by Katharine Fry
The Man. The music. The legend. Bruce. No, Bob. Not Sir Bob, Jah Bob. Robert Nesta Marley and my introduction to his London through my new hero Bruce of the Rock n Roll bus tour.
We set off towards Belgravia with me as the eager beaver in the front row, all leg room and windscreen views and sidenotes with our trusted guide. Bruce begins as a dark horse. Is he with the PR? Is he the driver? No, he’s the voice of a London lost to identikit high end high streets. So many stories poured out of him as he wheeled us through London’s lanes, cutting across Kensington, Chelsea, Holland Park, Queensway and Notting Hill, he breathed life into its music legacy like a god of the road.

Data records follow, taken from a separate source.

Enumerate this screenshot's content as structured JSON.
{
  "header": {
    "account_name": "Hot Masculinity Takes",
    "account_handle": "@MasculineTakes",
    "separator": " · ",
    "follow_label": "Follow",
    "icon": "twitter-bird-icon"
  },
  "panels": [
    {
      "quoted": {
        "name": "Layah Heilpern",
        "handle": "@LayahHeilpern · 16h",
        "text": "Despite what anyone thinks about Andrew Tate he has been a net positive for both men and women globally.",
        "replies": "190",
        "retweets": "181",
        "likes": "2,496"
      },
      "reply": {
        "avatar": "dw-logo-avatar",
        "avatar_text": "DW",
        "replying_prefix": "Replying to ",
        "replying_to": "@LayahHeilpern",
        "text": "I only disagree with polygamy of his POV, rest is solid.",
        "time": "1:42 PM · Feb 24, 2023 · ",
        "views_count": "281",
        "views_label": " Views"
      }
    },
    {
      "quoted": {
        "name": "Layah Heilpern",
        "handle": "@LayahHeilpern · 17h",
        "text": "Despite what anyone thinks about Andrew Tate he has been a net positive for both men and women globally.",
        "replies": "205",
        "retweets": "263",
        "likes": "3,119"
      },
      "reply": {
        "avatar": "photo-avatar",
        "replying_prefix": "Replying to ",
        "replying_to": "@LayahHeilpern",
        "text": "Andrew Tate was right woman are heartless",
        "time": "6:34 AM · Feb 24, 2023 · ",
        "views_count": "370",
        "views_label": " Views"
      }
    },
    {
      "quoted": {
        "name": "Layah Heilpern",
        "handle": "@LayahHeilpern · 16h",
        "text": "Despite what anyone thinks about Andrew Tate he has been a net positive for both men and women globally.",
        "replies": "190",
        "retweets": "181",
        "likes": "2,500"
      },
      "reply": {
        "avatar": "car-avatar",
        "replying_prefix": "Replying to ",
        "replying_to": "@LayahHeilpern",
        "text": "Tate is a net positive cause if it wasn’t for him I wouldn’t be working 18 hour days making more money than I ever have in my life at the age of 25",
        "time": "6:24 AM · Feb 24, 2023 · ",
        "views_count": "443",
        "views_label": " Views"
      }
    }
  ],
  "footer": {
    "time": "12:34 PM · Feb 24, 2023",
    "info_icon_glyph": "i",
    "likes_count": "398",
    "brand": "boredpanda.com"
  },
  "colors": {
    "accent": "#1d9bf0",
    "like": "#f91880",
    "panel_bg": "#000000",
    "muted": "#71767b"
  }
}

Too many stories to remember and repeat of London’s past. I went into a full-on nostalgia-fest for London times I had never witnessed or experienced. The BBC studio where John Peel broadcast each new treasure that came his way, now an anyman office; Jagger picking up a bit of something something for Marianne down at the Chelsea Pharmacy, now a McDonalds; small clubs and speakeasies where all the greats had had their first residencies; streets that had seen the Beatles, the Stones, the Clash, Pink Floyd, Hendrix and Bowie. I tried to imagine the turnaround of the area, from smoggy crash pads and basements where only dreaming musicians would want to live to the uber-polished townhouses where only the richest musicians could afford to. What was the energy in that area at that time that our nascent rock gods were drawn to? Through the 50 and 60s, through the slums and the gangsters, they had come to find small 4-track recording studios, they had come because their mate was in a band and crashed there and would let them share his single bed.
And of course Bruce told stories of Jah Bob, beginning with the relationship between Ska, Calypso, Reggae and the Skinheads, his time spent as a welder in the States to pay his way in the UK, coming over, crashing with a friend, playing gigs in speakeasies in trying to make connections, playing football in Battersea Park, winning against the BNP team, smoking a lot of weed, being stopped by police because he was a dread, his reasons for gravitating towards Notting Hill, the Windrush neighbourhood, the famous Mangrove restaurant, the reggae record exchanges, until finally the big breakthrough, the sold out gig at the Lyceum and the beginning of a journey bigger than a boy raised in a shack in Nine Mile could have imagined.
We went past his various homes and haunts, increasing in size and salubrity with his rise to success. The major coup of the day was infiltrating Island Records, where no water could quench his thirst judging by the depth of his tub. Last stop was the Dome where we got to see the pre-Olympic security set-up, meet the military and finally make it to Messenger, the Bob Marley exhibition at the British Music Experience featuring a zillion sexy shots and some drum kits where you can tap along to calypso beats.
So, a long journey for all players and a fascinating day, not the least because I couldn’t fathom why I was the only one who thought 5 hours on a bus without a comfort break or lunch stop was somewhat unusual.
Marley is out on DVD on the 20th of August. We watched a bit of it on the bus.